In the future, cars will drive us. And probably not surprisingly, they'll often know where to go without us even needing to tell them.
That's the theme of a short back-and-forth conversation on Twitter recently between Tesla founder and CEO Elon Musk and a user who tagged him in a comment suggesting that "it would be cool" to be able to tell a car where to go. Responding to user James Harvey, Musk replied, "It won't even need to ask you most of the time." Later, after Harvey asked how the car would know where he wants to go, another user suggested that the car would know what time you go to work. "Yeah, don't exactly need to be Sherlock Holmes," Musk tweeted.
It won't even need to ask you most of the time— Elon Musk (@elonmusk) October 21, 2017

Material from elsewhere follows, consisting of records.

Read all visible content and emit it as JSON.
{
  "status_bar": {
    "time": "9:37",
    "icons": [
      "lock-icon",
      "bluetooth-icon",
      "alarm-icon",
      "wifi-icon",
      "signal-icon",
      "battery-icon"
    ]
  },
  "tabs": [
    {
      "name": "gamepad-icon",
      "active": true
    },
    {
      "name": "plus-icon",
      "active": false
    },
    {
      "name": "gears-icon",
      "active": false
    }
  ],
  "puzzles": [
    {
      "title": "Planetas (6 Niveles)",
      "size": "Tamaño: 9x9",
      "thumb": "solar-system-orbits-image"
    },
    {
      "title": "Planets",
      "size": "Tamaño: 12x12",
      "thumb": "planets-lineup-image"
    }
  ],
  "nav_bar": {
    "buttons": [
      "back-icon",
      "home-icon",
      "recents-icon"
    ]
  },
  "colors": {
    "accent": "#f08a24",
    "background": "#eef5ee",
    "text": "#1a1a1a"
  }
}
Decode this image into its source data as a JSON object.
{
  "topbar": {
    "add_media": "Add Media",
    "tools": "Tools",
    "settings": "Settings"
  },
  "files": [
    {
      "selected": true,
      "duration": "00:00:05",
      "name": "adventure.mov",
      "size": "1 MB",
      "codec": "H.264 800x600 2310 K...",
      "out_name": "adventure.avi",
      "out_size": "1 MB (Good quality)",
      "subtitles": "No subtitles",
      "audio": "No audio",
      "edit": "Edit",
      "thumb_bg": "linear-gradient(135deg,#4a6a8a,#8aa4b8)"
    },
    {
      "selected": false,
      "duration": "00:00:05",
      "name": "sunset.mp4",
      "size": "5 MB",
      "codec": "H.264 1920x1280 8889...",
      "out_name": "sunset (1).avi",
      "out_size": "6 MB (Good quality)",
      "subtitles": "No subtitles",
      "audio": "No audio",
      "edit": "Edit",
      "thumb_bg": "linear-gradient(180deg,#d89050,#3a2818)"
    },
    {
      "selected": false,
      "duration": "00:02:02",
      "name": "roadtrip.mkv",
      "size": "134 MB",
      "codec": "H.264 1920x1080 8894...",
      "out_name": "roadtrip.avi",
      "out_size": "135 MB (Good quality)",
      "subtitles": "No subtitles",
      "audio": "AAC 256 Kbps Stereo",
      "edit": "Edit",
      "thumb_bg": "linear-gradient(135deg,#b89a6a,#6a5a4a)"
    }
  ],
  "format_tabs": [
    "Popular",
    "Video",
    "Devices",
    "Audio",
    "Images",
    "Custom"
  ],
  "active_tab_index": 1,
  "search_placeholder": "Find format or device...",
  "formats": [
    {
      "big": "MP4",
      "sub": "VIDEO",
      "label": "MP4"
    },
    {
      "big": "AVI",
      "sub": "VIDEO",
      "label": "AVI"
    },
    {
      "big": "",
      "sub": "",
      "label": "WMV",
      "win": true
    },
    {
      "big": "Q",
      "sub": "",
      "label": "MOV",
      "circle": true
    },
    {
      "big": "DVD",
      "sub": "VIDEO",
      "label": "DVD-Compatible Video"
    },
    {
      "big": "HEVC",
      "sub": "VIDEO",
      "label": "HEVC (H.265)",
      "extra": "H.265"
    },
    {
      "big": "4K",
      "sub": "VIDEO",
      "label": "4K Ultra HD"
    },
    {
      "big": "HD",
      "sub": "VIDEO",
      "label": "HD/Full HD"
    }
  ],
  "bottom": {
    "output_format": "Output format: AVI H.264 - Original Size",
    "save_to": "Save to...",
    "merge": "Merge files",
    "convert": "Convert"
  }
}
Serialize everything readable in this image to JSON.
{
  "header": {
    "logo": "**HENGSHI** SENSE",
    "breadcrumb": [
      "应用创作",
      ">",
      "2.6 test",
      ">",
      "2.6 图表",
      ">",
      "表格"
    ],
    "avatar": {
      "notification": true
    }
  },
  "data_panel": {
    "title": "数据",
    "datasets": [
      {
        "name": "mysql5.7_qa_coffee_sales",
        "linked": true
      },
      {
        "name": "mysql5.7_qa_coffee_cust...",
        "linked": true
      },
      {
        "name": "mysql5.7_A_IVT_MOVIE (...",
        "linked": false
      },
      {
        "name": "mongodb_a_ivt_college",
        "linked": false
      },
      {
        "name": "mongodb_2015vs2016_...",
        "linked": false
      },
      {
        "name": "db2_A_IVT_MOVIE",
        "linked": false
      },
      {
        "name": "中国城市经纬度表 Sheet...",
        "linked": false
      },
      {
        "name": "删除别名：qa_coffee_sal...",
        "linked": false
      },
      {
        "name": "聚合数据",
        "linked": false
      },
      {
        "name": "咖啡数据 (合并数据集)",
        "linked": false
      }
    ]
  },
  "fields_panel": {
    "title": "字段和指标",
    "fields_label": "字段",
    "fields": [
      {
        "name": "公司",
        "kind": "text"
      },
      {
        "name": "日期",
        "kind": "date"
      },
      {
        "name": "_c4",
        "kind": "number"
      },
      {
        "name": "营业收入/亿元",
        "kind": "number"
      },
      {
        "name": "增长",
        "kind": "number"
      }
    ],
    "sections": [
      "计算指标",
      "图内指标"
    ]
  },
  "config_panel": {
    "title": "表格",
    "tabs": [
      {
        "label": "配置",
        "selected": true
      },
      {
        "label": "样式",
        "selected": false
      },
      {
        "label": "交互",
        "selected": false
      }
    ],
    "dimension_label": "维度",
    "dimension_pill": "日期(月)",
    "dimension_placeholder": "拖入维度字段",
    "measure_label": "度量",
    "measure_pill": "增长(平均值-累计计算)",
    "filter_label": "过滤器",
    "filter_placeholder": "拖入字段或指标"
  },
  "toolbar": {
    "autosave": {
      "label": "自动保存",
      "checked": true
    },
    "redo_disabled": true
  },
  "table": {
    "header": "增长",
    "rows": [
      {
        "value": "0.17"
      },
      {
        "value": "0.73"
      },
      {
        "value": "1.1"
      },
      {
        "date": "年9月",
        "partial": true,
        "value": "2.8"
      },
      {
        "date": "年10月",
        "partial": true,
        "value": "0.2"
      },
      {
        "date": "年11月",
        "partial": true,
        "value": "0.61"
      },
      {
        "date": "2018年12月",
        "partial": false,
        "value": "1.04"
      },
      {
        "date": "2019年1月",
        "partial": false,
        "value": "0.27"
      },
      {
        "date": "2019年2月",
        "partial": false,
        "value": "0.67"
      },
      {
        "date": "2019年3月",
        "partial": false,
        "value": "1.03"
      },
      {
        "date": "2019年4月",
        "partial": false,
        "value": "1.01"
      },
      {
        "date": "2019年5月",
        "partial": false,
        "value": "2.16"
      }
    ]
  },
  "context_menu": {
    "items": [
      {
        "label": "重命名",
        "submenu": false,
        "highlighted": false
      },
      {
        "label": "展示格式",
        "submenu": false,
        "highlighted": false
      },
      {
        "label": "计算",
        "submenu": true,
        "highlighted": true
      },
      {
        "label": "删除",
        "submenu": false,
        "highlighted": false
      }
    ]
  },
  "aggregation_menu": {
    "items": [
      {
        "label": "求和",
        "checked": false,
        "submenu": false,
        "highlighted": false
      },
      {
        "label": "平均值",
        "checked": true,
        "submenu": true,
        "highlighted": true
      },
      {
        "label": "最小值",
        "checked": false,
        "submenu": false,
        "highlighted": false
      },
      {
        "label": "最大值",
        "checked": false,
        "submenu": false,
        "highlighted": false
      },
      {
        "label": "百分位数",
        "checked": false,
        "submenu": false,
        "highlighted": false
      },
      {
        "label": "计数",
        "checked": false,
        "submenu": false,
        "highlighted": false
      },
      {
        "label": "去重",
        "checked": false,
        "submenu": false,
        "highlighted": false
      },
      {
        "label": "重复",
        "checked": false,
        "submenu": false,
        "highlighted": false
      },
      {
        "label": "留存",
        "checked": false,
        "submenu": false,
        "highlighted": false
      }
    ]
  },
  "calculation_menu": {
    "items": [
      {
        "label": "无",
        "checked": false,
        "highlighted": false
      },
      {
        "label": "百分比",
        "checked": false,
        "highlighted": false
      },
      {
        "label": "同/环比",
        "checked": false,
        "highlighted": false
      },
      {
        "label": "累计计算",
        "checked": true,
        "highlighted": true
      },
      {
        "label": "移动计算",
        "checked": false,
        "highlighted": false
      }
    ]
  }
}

Yeah, don't exactly need to be Sherlock Holmes.— Elon Musk (@elonmusk) October 21, 2017
That the ability to know where we're going will be part of our future driving experience shouldn't be surprising. After all, the smartphones we carry around already possess the ability to predict what we want — think Google's cleverness in tailoring search results or providing traffic information just before your commute, Facebook's highly customized News Feed content or even auto-fill technology, which can predict the words you're typing. And plenty of automakers have been touting their own work in developing in-car artificial intelligence systems. Like Audi's Elaine concept, which will be able to learn, think and even empathize with drivers. Or Mitsubishi's e-Evolution concept, which can not only assist your driving, but also assess your skills and teach you how to improve them.
Tesla's vehicles, of course, are being outfitted with all the latest autonomous driver-assist technology, with the automaker eager to one day reach full Level 5 self-driving capability. According to Inc., Teslas will be able to listen and respond to directional commands, and they'll even have access to your calendar to comb for information about where you need to go. Tesla has also said it's developing an update to its Autopilot hardware and remains on track to achieve full Level 5 autonomous driving by the end of this year, which strikes a lot of people as wildly unrealistic.
At any rate, the promise of cars knowing what time we're sneaking out to get donuts or picking up the kids is interesting, coming from the man who has warned that AI presents "a fundamental risk to the existence of human civilization."
Elon Musk: Teslas will already know where we’re going originally appeared on Autoblog on Tue, 31 Oct 2017 13:00:00 EDT.